(Records drawn from a dataset)
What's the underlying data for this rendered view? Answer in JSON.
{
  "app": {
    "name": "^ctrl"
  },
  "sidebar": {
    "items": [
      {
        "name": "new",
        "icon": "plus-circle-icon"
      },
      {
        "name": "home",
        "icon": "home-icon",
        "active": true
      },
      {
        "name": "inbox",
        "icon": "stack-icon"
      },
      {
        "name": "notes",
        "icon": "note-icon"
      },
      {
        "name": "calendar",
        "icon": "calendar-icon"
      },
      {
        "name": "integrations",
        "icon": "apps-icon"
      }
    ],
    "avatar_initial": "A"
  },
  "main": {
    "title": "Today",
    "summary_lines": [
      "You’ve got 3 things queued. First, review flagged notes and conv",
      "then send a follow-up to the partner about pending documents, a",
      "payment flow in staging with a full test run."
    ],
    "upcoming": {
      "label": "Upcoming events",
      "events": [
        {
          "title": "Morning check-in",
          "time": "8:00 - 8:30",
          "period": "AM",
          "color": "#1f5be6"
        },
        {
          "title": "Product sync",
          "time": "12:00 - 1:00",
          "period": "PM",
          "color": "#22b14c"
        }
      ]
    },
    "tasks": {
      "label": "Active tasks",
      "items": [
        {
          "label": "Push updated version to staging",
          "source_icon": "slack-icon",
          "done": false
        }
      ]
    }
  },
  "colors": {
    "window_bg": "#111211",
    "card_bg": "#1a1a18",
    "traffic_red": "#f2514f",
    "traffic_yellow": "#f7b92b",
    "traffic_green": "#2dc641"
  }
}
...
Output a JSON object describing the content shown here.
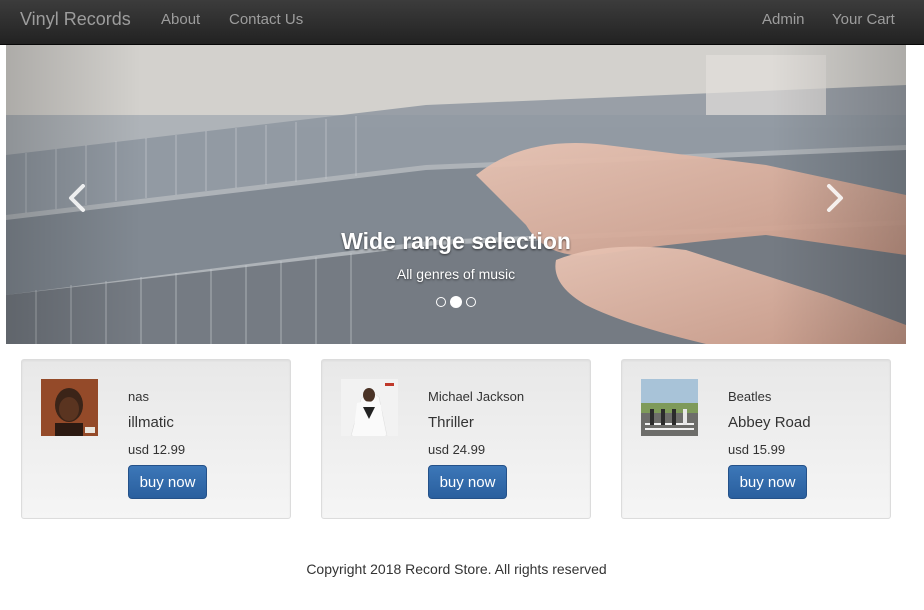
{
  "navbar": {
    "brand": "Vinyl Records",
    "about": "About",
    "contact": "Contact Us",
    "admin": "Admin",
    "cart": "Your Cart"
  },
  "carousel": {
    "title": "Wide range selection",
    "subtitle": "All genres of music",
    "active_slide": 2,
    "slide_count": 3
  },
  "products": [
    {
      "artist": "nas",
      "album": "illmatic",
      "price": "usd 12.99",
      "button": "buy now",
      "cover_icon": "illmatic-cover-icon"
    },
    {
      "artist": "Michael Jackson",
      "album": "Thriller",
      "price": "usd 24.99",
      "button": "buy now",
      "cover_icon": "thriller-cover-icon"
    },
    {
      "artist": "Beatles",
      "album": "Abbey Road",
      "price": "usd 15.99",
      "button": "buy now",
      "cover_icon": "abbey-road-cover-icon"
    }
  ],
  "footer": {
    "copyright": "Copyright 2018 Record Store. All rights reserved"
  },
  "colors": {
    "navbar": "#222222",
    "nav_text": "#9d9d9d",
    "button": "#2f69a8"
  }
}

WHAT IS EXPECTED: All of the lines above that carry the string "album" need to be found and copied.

REPLY:
      "album": "illmatic",
      "album": "Thriller",
      "album": "Abbey Road",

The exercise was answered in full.